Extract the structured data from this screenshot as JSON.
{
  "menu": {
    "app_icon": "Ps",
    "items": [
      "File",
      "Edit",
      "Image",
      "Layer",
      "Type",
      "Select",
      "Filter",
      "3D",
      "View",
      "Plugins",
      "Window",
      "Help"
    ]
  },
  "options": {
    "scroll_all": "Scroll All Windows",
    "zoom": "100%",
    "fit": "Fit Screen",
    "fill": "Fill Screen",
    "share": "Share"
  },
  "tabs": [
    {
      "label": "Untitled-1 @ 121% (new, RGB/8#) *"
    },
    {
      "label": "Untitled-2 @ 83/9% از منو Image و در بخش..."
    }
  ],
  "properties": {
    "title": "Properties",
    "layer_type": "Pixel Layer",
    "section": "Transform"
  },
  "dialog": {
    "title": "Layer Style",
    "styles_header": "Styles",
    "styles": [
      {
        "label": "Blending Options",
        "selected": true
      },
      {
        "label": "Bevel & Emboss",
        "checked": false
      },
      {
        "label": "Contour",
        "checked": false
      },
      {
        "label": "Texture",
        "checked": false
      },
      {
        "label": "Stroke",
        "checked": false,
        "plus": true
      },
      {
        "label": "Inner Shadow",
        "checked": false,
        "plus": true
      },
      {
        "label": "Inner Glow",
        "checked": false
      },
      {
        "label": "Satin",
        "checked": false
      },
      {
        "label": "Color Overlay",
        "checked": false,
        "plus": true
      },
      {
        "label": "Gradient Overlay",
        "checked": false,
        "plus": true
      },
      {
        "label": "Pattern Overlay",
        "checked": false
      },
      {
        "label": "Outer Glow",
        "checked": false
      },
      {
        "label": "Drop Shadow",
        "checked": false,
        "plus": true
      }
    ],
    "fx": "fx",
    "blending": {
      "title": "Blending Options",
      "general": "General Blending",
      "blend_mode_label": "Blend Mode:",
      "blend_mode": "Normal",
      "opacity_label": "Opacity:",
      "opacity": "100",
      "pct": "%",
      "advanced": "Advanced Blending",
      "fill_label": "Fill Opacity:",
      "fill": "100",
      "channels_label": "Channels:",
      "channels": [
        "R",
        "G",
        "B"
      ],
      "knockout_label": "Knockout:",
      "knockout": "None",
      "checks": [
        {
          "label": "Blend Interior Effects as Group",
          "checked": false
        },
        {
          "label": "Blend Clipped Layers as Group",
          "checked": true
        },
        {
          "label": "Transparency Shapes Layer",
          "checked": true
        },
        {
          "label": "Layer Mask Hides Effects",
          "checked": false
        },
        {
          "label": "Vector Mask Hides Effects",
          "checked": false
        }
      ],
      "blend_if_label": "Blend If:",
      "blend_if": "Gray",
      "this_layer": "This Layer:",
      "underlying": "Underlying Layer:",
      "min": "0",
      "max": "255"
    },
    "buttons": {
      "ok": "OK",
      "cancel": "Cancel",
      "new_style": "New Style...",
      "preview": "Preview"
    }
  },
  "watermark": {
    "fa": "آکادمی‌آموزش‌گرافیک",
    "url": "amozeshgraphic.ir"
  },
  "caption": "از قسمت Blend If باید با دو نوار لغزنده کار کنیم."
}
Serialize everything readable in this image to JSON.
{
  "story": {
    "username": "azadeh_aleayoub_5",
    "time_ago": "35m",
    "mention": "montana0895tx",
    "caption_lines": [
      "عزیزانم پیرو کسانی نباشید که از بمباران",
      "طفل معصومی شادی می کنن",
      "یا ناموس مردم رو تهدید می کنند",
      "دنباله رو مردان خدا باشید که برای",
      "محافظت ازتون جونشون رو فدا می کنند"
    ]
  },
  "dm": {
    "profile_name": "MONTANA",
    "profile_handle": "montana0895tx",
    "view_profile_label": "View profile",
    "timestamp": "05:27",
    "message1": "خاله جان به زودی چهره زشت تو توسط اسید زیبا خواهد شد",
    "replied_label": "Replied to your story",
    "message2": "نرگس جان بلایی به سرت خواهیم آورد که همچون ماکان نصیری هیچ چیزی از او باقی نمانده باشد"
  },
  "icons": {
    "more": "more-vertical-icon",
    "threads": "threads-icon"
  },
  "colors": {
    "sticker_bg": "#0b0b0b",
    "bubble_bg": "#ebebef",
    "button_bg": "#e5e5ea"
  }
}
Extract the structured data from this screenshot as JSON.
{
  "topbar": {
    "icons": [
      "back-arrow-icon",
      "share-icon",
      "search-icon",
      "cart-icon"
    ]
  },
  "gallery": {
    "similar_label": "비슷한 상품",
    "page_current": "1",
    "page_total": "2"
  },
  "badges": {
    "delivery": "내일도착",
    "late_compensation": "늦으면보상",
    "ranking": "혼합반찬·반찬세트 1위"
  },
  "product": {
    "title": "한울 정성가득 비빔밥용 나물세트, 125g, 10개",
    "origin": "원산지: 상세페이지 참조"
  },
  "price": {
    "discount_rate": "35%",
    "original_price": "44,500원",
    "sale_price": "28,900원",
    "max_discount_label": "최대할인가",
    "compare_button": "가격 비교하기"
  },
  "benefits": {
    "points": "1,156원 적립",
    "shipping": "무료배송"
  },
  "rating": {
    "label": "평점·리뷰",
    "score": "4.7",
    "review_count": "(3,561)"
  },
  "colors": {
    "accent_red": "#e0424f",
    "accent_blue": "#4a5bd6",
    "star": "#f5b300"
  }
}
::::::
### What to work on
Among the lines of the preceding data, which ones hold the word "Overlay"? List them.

### Task output
        "label": "Color Overlay",
        "label": "Gradient Overlay",
        "label": "Pattern Overlay",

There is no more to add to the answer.